Health Check: A citizen diagnosis of health sector challenges

When injured or ill, 6 out of 10 citizens (61%) seek treatment at a government health facility. This proportion has risen from 45% in 2014 although it has stayed steady since 2016. 

This is in large part due to a drop in people diagnosing or treating themselves by going to a pharmacy (9%), a grocery store for medicine (7%), doing nothing (1%) or seeking other forms of treatment (5%). Data collected since 2014 show a declining use of these alternatives. Citizens using private, church or NGO facilities has remained steady over this period (16% in 2017).

Despite an increasing number of patients, the trend since 2014 has been of more and more citizens waiting for an hour or less to be seen by the doctor. Seven out of ten citizens (70%) waited for an hour or less in 2014 compared to 3 out of 4 (76%) in 2017. However, patients are more likely to wait for an hour or less at private/church/NGO facilities (88% waited for this time) than in government ones (74% waited for an hour or less).

These findings were released by Twaweza in a research brief titled Health check: citizens diagnose health sector challenges. The brief is based on data from Sauti za Wananchi, Africa’s first nationally representative high-frequency mobile phone survey. The findings are based on data collected from 1,801 respondents across Mainland Tanzania (Zanzibar is not covered in these results) in May 2017.

More and more citizens are also satisfied with the cleanliness of facilities (those reporting this as an issue dropped from 29% in 2015 to 9% in 2017) and the level of respect and attention they receive from staff (42% complained about this in 2015 compared to 26% in 2017).

Despite these improvements, citizens continue to experience major challenges in accessing health services. Three out of ten citizens who accompanied someone to the hospital in the past year (29%) found two or more patients sharing beds or mattresses. This is an improvement from 2016 when close to four out of ten (36%) witnessed bed/mattress sharing. 

The trend is more worrying when it comes to accessing medicines and other supplies. Since 2015, there has been a steady increase of citizens reporting that they encountered shortages during their last visit (in the previous three months) to a government health facility. Similarly, increasing numbers of citizens are also complaining about waiting times, up from 53% in 2015 to 63% in 2017.

When it comes to the availability of doctors and the cost of services, progress is mixed. There was a sharp drop in citizens complaining about these issues between 2015 and 2016, but in 2017 the numbers are again rising.

  • Absent doctors was an issue for 43% in 2015, falling to 18% in 2016 and climbing back up to 29% in 2017
  • The cost of services was a problem for 34% of citizens in 2015, 19% in 2016 and 28% in 2017

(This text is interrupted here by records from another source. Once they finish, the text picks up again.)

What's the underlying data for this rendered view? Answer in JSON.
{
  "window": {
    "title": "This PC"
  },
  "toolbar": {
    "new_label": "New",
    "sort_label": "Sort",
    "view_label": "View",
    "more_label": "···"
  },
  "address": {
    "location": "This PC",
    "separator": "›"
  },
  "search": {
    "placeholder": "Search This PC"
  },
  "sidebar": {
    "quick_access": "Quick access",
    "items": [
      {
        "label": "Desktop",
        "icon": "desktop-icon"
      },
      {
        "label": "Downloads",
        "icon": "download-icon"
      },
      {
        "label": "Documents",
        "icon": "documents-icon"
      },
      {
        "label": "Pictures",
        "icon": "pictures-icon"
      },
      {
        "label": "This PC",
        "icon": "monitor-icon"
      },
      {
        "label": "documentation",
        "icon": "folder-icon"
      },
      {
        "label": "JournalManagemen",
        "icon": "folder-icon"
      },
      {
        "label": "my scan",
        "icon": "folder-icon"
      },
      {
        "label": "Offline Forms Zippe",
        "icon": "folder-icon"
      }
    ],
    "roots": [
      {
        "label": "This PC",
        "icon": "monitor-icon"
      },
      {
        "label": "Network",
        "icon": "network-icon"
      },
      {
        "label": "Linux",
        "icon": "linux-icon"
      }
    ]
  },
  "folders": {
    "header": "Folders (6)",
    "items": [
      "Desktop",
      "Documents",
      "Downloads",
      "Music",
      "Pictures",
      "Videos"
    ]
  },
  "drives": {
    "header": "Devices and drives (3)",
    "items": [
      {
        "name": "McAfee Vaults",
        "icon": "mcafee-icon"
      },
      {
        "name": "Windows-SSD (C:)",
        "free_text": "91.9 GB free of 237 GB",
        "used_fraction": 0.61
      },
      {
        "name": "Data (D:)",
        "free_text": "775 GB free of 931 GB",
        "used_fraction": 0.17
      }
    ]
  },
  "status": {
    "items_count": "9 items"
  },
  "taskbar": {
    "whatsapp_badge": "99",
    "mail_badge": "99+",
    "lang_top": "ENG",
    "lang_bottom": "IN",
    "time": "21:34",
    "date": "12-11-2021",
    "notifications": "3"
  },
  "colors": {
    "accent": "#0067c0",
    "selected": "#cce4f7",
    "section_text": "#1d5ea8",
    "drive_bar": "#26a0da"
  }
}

Twaweza also asked citizens whether, in their experience, government policy is being practiced.

  • Children under five, the elderly and pregnant women are entitled to free treatment in government health facilities. Since 2016 there have been small increases in the number of people in these groups who receive these services for free but a high portion is still forced to pay. Among citizens who accompanied members of these groups to a health facility, 35% were forced to pay for a child under five, 28% were asked to pay for a pregnant woman and 37% had elderly patients who also had to pay.
  • Despite government pronouncements and massive public support (84%) for the victims of accidents, fights or other injuries to be treated before obtaining police clearance, 6 out of 10 citizens who accompanied victims to seek treatment were required to get police clearance before being treated.
  • Insurance, particularly through the Improved Community Health Fund, is a major strategy for the government to expand access to health services. Between 2014 and 2017 the share of people with health insurance rose from 21% to 27%. In total, 13% of citizens report being members of the (Improved) Community Health Fund. At the current rate of increase, Tanzania will achieve universal health insurance coverage in roughly 40 years, around 2055

Read more: health services



You might also like...